    Author’s Note: Docebo also offers the AI-powered tool Shape, which can incorporate video content into microlearning modules called pills.


    3. Collaboration and communication tool 

    While an LMS does come with built-in capabilities for communication and collaboration, sometimes you need to take it a step further. 

    Luckily, there’s no shortage of different software for project management, collaboration, and communication. 

    Microsoft 365 for Business is a popular choice due to the fact it combines project tracking, communication, and a suite for cloud-enabled office apps. 

    Instructional design and other education professionals track their training program progress using tools such as Asana, AirTable, JIRA, etc. 

    The choice of tools for collaboration and communication will depend on the needs of your organization, but in general, there is a lot of variety out there to consider.

    In an ideal world, collaboration and communication tools should integrate with your LMS. This streamlines workflows and gives you more data to work with. For example, Docebo integrates with most leading collaboration and communication tools, including Microsoft Office 365, Jira, Slack, and Trello.


    4. Video conferencing tool

    There’s nothing like a good webinar to drive engagement.

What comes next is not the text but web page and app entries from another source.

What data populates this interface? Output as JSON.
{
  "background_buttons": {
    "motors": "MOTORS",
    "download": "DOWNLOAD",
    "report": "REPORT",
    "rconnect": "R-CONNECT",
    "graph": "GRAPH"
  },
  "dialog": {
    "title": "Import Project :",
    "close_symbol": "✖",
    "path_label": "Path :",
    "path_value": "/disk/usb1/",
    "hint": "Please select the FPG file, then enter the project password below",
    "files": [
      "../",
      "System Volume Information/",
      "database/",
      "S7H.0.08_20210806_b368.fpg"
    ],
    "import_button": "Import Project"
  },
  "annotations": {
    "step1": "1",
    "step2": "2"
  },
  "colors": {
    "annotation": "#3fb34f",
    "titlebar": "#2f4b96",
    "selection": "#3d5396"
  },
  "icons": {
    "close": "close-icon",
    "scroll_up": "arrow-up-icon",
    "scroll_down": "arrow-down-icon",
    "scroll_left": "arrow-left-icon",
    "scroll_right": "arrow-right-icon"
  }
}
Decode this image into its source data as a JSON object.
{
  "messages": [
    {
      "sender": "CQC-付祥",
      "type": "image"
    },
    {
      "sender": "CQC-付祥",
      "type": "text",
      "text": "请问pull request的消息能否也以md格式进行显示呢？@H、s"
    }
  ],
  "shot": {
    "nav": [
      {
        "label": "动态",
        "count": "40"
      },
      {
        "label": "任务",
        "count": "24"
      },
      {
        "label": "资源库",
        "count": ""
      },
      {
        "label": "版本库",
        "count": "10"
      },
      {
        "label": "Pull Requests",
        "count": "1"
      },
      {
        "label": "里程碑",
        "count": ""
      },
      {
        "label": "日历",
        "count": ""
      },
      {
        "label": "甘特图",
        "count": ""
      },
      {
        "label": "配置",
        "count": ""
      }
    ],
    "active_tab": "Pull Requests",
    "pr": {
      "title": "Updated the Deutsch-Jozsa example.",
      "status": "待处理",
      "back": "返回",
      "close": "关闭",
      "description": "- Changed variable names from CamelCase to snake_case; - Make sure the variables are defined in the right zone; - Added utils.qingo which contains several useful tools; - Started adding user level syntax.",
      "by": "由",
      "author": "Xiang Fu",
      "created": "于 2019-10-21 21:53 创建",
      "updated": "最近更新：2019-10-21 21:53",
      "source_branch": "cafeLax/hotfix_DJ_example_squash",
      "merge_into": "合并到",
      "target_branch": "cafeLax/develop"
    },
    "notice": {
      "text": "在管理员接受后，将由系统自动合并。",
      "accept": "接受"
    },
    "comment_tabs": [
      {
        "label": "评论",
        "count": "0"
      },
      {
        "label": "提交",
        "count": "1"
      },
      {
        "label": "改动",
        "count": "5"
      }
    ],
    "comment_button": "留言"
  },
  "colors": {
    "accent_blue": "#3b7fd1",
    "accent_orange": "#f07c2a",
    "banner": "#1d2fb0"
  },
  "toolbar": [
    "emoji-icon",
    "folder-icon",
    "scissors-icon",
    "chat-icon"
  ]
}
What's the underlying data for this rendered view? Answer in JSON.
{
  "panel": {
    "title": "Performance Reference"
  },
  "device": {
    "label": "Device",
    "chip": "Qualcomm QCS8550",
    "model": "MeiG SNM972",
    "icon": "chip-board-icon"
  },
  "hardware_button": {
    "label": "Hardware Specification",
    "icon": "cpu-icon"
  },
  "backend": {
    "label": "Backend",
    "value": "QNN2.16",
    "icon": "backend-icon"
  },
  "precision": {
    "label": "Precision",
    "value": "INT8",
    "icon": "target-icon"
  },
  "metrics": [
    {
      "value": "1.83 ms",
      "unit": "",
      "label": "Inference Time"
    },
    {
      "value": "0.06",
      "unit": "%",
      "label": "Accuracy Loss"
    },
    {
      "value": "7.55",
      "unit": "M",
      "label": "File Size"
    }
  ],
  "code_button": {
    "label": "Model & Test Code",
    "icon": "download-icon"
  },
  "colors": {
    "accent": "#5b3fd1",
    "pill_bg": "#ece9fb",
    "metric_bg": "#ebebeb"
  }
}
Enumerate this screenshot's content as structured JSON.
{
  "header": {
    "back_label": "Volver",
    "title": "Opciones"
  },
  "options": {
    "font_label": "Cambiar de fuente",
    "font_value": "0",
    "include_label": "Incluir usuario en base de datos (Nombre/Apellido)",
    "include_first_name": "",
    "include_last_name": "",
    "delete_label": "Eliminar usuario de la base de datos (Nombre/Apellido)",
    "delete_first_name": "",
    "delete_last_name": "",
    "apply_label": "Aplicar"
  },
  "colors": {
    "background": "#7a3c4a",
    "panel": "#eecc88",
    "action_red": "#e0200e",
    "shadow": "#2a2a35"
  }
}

It’s a great idea to organize a webinar for your customers to introduce a new upgrade, a set of features, or a whole new product. 

    During the Covid-19 pandemic, Zoom emerged as one of the most popular platforms for video conferencing in general. 

    Many organizations use it to power online courses, webinars, and other events that require video interaction. 

    Of course, there are other tools, such as Hopin, GoToWebinar, etc. 

    The best thing is, a lot of learning management systems can integrate with these platforms to offer webinars and video conferences without needing learners to leave the LMS environment. 

    Up next, a quick recap and some FAQs on customer education. 


    Next steps

    Customer education drives customer satisfaction, loyalty, and retention. It turns your customers into brand ambassadors. 

    When done right, at least. 

    Luckily, with learning management systems and advanced e-learning tools, doing it right has never been easier. 

    Investing in customer education pays off in important ways and can help you establish your organization as the market leader in your niche. 

    Want to know more about how learning benefits organizations of all shapes and sizes?  Take a look at our glossary of all the key terms, tools, and insights in the world of L&D. 


    Frequently Asked Questions (FAQs)

     Q1. Why is customer education important?

    Customer education is important for a number of reasons, including:

    • Giving your customers the information they need to make the most out of your product and service 
    • Making onboarding easy and reducing “time to first value”
    • Driving customer satisfaction, loyalty, and retention
    • Positioning your company as the educational leader in the market

    Q2. How can you improve customer education?

    To improve customer education, you need to create engaging and informative educational content in the form of blogs, webinars, tutorials, FAQs, and online courses. To unify all these activities under one umbrella, it’s best to use a Learning Management System. 

     Q3. What is the main goal of customer education?

    The main goal of customer education is to foster a long-term relationship with prospective and existing customers. With an effective customer education program, you can build trust and loyalty in your user base.

    Q4. What is the best way to educate customers?

    The best way to educate customers is through an engaging customer education program. These programs use various learning content such as online courses, tutorials, and webinars to deliver all the information your customers need to get value out of your product or service and become loyal and satisfied.